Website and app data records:
BEGIN

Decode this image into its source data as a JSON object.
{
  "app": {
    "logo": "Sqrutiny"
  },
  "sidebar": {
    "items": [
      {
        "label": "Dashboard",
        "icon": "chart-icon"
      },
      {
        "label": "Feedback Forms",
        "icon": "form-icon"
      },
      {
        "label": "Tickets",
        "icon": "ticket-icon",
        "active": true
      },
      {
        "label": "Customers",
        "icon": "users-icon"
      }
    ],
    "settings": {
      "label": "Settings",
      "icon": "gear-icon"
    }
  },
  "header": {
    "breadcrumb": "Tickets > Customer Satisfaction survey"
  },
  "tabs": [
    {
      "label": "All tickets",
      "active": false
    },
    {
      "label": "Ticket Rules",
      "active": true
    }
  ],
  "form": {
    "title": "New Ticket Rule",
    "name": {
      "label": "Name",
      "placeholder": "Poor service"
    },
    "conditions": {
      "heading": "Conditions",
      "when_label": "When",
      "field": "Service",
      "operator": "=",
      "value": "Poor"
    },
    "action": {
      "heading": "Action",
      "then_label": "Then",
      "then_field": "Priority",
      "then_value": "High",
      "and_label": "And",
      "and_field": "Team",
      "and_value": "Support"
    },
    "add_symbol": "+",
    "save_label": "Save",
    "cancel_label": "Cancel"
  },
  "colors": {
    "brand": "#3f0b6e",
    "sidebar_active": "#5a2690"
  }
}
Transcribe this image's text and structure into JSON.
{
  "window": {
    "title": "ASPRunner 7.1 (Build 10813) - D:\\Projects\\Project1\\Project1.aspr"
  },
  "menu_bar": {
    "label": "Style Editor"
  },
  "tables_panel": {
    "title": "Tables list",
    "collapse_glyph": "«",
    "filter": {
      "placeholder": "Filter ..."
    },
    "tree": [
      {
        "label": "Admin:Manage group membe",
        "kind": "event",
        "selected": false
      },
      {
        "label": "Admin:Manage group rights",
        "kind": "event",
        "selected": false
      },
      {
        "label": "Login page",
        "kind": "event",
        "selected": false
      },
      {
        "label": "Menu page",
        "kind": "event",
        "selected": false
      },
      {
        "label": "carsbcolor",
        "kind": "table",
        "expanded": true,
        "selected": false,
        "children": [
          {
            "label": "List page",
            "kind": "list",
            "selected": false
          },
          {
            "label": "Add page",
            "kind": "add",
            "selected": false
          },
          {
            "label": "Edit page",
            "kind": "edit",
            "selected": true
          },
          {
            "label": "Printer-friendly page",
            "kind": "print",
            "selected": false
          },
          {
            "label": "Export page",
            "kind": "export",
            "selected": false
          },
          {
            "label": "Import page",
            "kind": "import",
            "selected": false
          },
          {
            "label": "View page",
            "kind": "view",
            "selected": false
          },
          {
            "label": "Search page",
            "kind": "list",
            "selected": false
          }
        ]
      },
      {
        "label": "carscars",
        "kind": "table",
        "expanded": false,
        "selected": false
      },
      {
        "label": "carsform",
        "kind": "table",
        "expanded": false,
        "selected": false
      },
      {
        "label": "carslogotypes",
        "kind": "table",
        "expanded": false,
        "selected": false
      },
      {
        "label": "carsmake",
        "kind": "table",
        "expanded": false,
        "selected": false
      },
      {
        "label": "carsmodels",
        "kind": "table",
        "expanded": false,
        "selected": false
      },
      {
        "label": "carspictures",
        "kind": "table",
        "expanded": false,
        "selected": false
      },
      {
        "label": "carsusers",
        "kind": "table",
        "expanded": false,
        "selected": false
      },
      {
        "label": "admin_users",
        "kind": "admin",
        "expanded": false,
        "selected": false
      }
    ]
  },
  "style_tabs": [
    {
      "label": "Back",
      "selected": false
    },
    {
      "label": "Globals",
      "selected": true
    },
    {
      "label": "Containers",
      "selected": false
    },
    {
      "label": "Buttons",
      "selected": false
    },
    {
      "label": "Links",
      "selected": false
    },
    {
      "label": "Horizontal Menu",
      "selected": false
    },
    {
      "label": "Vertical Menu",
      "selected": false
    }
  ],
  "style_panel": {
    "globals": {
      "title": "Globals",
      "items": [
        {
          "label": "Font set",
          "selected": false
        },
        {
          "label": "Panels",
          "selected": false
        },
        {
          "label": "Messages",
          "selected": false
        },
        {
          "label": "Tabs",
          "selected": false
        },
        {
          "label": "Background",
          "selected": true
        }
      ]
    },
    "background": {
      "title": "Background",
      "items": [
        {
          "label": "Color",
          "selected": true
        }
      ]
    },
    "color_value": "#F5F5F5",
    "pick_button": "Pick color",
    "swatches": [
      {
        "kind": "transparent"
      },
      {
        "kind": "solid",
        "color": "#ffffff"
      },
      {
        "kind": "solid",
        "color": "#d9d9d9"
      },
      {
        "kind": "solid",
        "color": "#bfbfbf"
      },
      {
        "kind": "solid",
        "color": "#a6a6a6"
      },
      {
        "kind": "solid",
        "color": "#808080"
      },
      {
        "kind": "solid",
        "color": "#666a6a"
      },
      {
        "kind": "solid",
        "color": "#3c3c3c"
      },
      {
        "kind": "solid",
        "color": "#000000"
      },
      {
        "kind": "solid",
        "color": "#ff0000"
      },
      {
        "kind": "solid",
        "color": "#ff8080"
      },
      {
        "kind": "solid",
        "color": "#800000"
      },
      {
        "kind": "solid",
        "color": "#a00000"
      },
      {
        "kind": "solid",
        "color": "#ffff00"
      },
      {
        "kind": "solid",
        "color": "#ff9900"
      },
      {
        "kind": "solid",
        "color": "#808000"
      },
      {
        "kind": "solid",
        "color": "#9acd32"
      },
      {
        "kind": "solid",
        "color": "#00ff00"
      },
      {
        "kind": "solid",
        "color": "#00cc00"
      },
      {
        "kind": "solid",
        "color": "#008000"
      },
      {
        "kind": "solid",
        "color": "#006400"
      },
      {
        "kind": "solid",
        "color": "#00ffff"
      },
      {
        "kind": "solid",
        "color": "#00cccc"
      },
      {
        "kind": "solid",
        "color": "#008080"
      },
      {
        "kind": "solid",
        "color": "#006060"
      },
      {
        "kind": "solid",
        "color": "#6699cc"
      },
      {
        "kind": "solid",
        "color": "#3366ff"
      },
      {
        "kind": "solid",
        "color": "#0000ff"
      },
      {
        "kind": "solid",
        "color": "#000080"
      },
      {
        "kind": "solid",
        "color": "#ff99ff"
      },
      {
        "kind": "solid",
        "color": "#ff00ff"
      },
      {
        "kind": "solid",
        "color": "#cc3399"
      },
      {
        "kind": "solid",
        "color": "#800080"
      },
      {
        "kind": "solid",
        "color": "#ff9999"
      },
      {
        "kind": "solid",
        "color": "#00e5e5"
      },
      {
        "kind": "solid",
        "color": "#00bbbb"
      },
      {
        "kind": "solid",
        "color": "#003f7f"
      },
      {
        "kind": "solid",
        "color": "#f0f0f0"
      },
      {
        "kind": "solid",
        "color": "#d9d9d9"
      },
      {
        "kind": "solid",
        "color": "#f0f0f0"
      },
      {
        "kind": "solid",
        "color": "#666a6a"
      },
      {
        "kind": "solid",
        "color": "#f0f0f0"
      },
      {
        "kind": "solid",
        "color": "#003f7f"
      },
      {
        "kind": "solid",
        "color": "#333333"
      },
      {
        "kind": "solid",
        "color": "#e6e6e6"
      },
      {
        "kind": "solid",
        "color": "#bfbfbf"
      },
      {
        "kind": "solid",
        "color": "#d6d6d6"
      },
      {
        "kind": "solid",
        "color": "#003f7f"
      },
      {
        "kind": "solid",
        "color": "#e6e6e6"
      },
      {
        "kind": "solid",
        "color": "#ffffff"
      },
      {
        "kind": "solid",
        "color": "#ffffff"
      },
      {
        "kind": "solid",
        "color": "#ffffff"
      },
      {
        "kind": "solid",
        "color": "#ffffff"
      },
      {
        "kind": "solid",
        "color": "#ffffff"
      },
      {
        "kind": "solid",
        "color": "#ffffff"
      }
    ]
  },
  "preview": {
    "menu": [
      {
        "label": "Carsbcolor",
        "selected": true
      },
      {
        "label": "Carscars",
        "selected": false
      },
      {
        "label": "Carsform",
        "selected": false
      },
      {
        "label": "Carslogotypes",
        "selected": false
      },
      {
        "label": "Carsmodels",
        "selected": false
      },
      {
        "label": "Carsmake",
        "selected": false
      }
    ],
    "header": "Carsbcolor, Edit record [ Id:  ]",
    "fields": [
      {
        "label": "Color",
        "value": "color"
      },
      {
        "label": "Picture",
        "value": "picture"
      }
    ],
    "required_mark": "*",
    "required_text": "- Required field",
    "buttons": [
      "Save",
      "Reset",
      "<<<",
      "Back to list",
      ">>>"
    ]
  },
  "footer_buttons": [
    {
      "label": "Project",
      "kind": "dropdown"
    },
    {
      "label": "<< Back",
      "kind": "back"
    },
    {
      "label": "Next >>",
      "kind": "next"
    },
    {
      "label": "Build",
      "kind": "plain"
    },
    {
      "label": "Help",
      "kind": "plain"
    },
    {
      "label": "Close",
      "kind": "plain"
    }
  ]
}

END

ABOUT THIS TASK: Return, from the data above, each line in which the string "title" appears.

OUTPUT BELOW:
    "title": "New Ticket Rule",
    "title": "ASPRunner 7.1 (Build 10813) - D:\\Projects\\Project1\\Project1.aspr"
    "title": "Tables list",
      "title": "Globals",
      "title": "Background",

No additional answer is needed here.